Workshops with stakeholders
Morris was one of the organisers, together with local architect David Waggonner, of the Dutch Dialogues that took place in New Orleans between 2008 and 2010. "Based on several workshops with local stakeholders, a Dutch-US team drafted an urban water plan for New Orleans. Norfolk asked our help to start a similar bottom-up process so they could make a strong application for the NDRC competition."
So the successful concept of the Dutch Dialogues was brought to the city of Norfolk. "We co-organised a similar workshop to flesh out their plan. Just as in New Orleans, a number of Dutch experts proofed crucial for the gathering of all the knowledge", Morris points out.
|The particular areas (white dots) that will be detailed as part of the overall Lower Manhattan protect and connect project.|
Longterm social-economic development
Edgar Westerhof, US flood risk & resiliency lead of Arcadis is delighted that his firm has been an advisory in two winning projects that have been awarded with a total of 296 million US dollar. "To some extend we have also been involved in the project by New Orleans and Connecticut", he adds.
"This money has been granted to the disaster-hit areas in addition to the regular short term emergency response", Westerhof explains. "With the two competitions the housing department provokes the states and the local communities to think about their future and the social-economic development.

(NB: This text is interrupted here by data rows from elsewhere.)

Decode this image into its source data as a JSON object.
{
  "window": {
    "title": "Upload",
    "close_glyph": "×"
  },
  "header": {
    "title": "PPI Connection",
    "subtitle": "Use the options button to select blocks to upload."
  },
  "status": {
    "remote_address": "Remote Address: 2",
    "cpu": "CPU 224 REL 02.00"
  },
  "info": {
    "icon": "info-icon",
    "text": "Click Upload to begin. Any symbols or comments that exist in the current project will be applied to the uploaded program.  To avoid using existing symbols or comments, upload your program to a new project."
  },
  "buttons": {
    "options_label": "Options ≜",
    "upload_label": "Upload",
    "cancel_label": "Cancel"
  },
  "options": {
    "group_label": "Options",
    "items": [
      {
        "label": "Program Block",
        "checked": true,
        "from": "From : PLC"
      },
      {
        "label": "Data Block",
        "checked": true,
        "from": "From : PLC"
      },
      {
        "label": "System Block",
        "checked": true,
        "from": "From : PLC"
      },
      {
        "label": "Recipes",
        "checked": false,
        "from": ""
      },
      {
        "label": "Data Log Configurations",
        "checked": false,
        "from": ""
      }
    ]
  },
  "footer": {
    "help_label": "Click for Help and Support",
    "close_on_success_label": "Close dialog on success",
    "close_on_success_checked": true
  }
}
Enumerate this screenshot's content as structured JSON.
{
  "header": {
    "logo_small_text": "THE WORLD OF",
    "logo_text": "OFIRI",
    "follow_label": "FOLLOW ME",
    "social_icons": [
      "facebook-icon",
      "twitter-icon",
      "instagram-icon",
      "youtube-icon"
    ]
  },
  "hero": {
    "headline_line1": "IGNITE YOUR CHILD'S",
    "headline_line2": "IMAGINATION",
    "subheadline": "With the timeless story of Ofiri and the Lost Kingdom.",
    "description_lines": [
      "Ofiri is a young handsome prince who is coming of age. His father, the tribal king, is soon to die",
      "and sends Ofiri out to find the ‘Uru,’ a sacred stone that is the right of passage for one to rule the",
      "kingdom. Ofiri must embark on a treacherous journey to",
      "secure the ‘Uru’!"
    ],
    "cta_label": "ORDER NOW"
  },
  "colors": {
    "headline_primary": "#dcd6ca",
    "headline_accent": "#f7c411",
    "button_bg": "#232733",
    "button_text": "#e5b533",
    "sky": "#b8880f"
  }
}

The US is well organized on reactive disaster response. The competitions made them think of the future and long term planning for smart investments."
See the list of all winning projects of the NDRC competition on the website of US Department of Housing and Urban Development (HUD).
See the list of all winning projects of the Rebuild by design competition (2014) on the special website of Rebuild by design.
Both competitions were supported by the Rockefeller Foundation.
Read also on this website
● New Orleans' new urban water plan builds on Dutch dialogues making the city more liveable, 11 September 2013
● Ten years after Katrina: New Orleans should adopt a flood safety-first strategy, 21 August 2015
● First post-Sandy conference in New York on a long-term flood risk reduction strategy involved Dutch experts, 2 January 2013
● Large Dutch participation in 10 selected teams for post-Sandy's rebuild by design competition, 11 August 2013
● Netherlands, US intensify cooperation on water management, climate resilience and flood preparedness, 5 March 2013
Royal Netherlands Embassy
Ministry of Infrastructure and environment
The Hague, the Netherlands
+31 70 456 00 00
U.S. Department of Housing and Urban Development (HUD)
+1 202 708 1112
New York, USA
+1 212 869-8500
Six great ideas from the National disaster resilience building competition for rebuilding better.